By Tom Travis
Three of Michigan’s four executive elected officers, Michigan Lt. Governor Garlin Gilchrist, Attorney General Dana Nessel, and Secretary of State Jocelyn Benson came to Flint this week to highlight, with local officials on hand, the importance and convenience of completing the census and the benefits it brings to local communities.
Originally planned to be open to the public, last minute changes were made to make the Census Town Hall closed to the public with online viewing only.
The full Facebook video of the E-Town Hall can be viewed here:
Flint Mayor Sheldon Neeley hosted the Genesee County 2020 Census “Be Counted’ E-Town Hall in Flint with Nessel, Gilchrist, and Benson along with Michigan 2020 Statewide Census Director Kerry Ebersole Singh and Burton Mayor Duane Haskins.
With the recent pandemic of corona virus spreading around the world, Michigan Gov. Gretchen Whitmer changed the census town hall to closed to the public and made it online only. The public was still able to ask questions directly to the panel of officials via social media.
In a press release, Secretary of State Benson stated, “The health and safety of the people of Flint and all Michiganders is top of mind. To help protect public health and slow the spread of the virus, we will no longer be hosting public gathers that bring people together in close quarters.
Benson emphasized, “our mission hasn’t changed: We want every person to understand the importance of completing the 2020 census.”
Benson announced that the public could begin responding online to the 2020 Census. Benson said, “Households in areas that are less likely to respond online will receive paper questionnaires as well.”
The 2020 Census “Be Counted” E-Town Hall video posted here answers many questions about the census survey.
Before the filming began Neeley, Nessel and Haskins spoke about the importance of the census with the press and took questions.
“We are in a crisis and in the midst of an international pandemic. A state of emergency has been declared by our government,” Nessel said. “When you think about the resources that come from our federal government into our state for things like crises like this, and roads, and health care services, what are those things based on? Well it’s based on census numbers and what we know about our population numbers. And those numbers are determined by the census.”
She continued, “So, If you’ve ever wondered if it’s really that important if you fill out a census form? Absolutely! It’s more important than you’ve ever contemplated.”
“So we are asking everyone, especially if you’re at a place where you spend more time at home and online, that when you receive the census information in the mail, please remember there’s nothing more important you can do to have adequate funding coming in from the Federal Government to our state than filling out and completing the census survey.”
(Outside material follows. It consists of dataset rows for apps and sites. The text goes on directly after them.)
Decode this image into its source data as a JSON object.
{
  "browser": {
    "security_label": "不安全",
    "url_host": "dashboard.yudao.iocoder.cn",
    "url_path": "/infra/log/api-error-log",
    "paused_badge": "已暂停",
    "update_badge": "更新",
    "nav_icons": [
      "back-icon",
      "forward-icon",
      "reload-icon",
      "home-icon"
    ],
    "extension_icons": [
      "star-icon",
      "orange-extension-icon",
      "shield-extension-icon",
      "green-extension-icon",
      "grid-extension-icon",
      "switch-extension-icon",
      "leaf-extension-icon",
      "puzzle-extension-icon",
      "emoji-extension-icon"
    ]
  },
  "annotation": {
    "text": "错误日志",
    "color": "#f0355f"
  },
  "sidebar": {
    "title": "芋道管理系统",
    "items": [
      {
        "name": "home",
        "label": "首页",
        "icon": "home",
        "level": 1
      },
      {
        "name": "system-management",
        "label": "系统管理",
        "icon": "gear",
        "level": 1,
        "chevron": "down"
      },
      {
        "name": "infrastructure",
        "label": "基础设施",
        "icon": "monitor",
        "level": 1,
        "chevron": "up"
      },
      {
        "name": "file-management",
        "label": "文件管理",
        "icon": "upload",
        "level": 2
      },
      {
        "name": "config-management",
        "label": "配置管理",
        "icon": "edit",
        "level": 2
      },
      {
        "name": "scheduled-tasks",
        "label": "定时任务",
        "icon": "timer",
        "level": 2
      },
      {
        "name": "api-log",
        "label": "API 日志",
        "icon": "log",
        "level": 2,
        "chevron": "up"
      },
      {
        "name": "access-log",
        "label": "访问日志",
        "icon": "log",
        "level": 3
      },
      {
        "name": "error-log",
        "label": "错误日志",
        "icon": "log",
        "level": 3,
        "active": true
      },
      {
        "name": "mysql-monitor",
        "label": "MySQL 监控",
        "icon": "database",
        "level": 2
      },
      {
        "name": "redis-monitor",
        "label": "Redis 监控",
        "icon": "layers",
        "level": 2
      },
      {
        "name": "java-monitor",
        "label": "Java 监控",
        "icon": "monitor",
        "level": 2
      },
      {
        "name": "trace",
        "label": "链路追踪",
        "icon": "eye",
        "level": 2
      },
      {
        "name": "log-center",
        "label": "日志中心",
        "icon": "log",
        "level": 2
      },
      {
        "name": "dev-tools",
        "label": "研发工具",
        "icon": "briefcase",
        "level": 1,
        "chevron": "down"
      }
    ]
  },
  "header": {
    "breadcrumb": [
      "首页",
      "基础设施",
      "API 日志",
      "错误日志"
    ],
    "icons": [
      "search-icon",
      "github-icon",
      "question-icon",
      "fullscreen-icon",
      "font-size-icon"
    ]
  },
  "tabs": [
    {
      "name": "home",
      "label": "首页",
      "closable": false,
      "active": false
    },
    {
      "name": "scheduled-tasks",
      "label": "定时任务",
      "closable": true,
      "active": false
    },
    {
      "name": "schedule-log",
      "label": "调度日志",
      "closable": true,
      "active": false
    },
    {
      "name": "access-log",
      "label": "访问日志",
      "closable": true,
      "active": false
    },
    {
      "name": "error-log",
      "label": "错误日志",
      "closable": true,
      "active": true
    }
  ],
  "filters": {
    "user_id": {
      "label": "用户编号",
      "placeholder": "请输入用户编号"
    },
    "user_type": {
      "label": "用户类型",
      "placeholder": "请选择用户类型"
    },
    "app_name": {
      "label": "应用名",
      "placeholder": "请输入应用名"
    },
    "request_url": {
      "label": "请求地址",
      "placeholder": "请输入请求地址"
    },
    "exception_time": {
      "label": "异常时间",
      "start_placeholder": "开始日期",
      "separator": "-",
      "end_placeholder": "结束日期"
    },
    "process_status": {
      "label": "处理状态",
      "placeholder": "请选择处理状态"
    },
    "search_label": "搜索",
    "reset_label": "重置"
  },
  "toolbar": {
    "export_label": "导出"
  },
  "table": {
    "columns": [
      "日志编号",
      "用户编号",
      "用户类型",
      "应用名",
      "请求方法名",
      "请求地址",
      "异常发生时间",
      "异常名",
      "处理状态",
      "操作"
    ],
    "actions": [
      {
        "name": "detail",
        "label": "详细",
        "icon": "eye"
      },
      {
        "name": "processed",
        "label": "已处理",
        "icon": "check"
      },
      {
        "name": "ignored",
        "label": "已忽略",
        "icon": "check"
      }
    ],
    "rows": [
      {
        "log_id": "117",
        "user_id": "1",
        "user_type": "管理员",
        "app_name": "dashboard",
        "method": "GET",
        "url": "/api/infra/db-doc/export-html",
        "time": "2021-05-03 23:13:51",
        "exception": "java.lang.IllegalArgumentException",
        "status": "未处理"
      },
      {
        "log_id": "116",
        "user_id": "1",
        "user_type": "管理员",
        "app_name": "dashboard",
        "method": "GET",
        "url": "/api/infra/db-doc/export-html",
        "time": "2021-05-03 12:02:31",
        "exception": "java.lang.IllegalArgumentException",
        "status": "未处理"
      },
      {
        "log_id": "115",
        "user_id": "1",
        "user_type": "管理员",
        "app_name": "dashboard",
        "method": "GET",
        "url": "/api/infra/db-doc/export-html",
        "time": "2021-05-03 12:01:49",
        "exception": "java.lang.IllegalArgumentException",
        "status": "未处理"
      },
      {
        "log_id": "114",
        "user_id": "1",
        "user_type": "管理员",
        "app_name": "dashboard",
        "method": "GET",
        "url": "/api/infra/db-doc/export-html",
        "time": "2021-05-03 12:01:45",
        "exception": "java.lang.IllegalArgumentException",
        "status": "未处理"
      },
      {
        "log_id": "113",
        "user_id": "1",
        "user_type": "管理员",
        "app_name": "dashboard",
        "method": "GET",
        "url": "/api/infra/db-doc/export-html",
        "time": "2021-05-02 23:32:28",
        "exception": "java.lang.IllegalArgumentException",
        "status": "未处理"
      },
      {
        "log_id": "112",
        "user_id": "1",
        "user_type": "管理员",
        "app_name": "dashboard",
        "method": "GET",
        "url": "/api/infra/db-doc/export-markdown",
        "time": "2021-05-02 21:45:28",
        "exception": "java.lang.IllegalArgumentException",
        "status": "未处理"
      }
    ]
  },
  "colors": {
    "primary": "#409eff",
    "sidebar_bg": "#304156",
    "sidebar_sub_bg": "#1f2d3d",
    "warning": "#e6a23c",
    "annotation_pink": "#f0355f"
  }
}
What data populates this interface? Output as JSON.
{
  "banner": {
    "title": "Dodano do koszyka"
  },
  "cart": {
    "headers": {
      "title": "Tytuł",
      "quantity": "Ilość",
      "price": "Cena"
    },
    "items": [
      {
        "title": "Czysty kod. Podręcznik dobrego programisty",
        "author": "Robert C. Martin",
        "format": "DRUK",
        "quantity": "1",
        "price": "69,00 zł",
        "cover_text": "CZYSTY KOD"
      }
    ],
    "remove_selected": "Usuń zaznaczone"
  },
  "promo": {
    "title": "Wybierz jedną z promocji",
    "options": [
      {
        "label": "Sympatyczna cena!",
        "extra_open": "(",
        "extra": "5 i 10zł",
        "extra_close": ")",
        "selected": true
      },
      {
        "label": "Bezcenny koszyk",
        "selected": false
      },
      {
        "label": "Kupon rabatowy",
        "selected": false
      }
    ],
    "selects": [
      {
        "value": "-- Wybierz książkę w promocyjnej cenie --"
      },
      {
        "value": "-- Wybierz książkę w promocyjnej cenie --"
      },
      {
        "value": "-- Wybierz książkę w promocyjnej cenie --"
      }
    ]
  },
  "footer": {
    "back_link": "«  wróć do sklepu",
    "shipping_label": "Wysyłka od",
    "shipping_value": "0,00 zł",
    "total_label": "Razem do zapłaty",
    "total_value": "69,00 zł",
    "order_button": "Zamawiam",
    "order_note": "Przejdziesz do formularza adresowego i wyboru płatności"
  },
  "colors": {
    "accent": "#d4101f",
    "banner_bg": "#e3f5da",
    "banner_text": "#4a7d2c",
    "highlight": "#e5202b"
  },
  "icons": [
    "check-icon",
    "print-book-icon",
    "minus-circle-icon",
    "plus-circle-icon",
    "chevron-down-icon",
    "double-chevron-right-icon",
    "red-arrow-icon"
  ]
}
Nessel noted that the present crisis of coronavirus shows us how significant the census and specific population numbers are for funding and resources. “For instance this morning we were in communication with the CDC and Federal Department of Health and Human Services,” she said, “and one of the things they look at for how many tests will be sent to a particular area has to do with the vulnerable populations.”
Nessel asked, “How many people in your state or city are seniors or elderly? Well, how do we know that? How do we know how many people 65 and older are there in a particular area? It’s through the census survey. And if we don’t receive the proper number we’re not going to get the proper amount of funding or resources from the federal government.”
Nessel pointed out that when the state faces situations like this in the future [referring to the corona virus pandemic],”If we under count, we are going to be massively under served and won’t have the opportunity to have the services and funding that will be needed.”
Haskins recalled that in the 2010 census Burton population number came in at 29,999. Burton’s 2010 census can be viewed here. Haskins said that missing the 30,000 mark in the population count cost the city of Burton millions of dollars that could have been used in improving roads, public safety, local schools, senior citizen care and a host of other essential services.
Gilchrist talked about the simplicity of completing the census survey. “The 2020 census form includes nine questions and takes less than 10 minutes to complete – but those 10 minutes will benefit Michigan for the next 10 years.”
When the group moved to a closed session, not allowing the public inside, some members of the public present for the town hall complained. Gud Marketing (güdmarketing.com) was contracted by the State to film and record the town hall.
Güd Marketing staff, Carole Tuckey, informed EVM staff that during the filming four members of the public came into the lobby requesting entrance to but were denied. Tuckey said those four members of the public were very upset and some becoming quite angry to the point of having Flint Police called.
EVM Assistant Editor and Staff Writer Tom Travis can be reached at email@example.com.